The storied Hayden Geological Survey of 1871 not only vastly expanded our knowledge of the American West with a detailed and precise atlas of the territory, it joined the talents of some of the greatest visual artists of the era: William Henry Jackson and Thomas Moran. The atlas itself is a work of art; in addition to the standard topographical maps, there are numerous bird's eye view and sectional details that are simply stunning. The crisp and sure rendering of mountains and eroded red rock landscapes is a triumph of technical skill.
The Hayden Survey explored a wide area, including the region of northwestern Wyoming that later became Yellowstone National Park in 1872. It was the first federally funded geological survey to explore and document the territory, and it played a prominent role in convincing the U.S. Congress to pass legislation creating the park.
Now, the Denver Public Library has brought 18 of our pages from the Hayden Survey  online, and they are included in our Digital Images collection in high resolution scans with amazing detail. 108 of William Henry Jackson's photographs from the survey are available as well, and we also have several great books on the subject.

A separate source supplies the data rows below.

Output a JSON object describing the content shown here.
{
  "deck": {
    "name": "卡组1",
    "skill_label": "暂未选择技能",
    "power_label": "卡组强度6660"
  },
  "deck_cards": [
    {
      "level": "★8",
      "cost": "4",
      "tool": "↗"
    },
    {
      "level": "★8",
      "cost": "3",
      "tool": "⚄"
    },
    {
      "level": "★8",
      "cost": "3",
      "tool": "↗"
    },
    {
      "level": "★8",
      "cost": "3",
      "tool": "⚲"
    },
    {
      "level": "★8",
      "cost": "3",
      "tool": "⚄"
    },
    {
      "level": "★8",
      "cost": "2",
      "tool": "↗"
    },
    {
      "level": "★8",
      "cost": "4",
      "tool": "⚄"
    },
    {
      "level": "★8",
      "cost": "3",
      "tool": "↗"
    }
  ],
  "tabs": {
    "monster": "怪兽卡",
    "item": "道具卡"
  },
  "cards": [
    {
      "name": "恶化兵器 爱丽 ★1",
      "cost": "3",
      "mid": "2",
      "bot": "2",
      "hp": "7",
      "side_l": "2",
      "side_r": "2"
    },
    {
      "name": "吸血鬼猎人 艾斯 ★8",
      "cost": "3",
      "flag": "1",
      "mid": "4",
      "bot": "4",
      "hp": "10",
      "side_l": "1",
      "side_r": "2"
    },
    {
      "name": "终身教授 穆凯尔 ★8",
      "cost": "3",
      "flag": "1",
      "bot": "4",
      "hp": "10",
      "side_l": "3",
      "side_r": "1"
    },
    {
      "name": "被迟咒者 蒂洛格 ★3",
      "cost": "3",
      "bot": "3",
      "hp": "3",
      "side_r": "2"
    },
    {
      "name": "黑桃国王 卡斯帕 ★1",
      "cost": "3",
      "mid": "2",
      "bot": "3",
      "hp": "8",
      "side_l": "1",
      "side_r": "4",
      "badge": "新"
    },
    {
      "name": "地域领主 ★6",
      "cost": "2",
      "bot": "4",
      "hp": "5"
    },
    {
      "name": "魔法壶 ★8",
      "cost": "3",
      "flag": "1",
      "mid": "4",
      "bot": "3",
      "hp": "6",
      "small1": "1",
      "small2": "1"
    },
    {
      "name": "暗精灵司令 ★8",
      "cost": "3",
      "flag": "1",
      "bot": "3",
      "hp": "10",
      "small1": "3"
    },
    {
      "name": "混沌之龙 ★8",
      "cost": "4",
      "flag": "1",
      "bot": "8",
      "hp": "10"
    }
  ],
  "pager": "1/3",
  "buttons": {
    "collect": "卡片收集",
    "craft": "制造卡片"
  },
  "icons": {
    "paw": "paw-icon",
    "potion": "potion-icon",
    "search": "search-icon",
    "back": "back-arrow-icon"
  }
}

Start with "Strange Genius: The Life of Ferdinand Vanderveer Hayden," by Mike Foster [C550 H324zfos].
You can study the maps online for valuable historical information or simply for their beauty, or just come up to Level Five of the Central Denver Public Library and peruse the actual maps in our fascinating, treasure packed Western History Department.